▶ **DESCRIPTION OF THE TASK**:
Select every line below containing the word "icon".

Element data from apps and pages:
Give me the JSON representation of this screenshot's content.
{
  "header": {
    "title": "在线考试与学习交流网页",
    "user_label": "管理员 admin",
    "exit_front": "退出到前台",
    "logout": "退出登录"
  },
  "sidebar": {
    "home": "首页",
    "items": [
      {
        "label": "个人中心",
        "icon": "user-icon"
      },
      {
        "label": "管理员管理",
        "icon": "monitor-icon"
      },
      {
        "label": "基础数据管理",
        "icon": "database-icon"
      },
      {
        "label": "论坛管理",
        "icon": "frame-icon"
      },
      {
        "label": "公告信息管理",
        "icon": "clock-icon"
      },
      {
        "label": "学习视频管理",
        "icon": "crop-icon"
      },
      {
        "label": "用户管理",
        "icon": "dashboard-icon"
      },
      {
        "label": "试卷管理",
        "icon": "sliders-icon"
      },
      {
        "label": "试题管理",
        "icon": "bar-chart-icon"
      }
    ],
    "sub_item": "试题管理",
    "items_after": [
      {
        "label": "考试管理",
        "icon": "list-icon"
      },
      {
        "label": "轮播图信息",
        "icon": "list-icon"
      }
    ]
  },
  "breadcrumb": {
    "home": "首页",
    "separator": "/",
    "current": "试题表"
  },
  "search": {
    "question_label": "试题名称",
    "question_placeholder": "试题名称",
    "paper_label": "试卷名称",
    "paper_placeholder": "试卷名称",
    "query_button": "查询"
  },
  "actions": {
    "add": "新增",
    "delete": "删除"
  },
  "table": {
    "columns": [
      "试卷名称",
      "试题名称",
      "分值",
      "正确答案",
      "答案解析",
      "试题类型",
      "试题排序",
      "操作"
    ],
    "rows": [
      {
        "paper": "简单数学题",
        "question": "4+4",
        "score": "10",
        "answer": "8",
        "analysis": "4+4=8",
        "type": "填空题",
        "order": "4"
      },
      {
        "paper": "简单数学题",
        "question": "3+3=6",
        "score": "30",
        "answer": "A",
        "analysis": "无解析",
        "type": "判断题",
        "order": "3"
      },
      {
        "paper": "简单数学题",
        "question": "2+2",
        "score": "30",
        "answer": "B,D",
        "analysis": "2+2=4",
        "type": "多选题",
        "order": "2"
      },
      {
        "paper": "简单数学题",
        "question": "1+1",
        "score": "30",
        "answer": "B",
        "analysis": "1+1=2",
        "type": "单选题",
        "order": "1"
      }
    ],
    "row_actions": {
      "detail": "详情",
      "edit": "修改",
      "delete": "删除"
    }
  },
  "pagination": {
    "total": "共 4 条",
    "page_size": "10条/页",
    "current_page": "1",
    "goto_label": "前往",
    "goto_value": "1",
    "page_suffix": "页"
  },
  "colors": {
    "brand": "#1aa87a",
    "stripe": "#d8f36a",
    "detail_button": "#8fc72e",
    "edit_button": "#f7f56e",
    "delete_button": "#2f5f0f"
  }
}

▶ **ANSWER SPACE**:
        "icon": "user-icon"
        "icon": "monitor-icon"
        "icon": "database-icon"
        "icon": "frame-icon"
        "icon": "clock-icon"
        "icon": "crop-icon"
        "icon": "dashboard-icon"
        "icon": "sliders-icon"
        "icon": "bar-chart-icon"
        "icon": "list-icon"
        "icon": "list-icon"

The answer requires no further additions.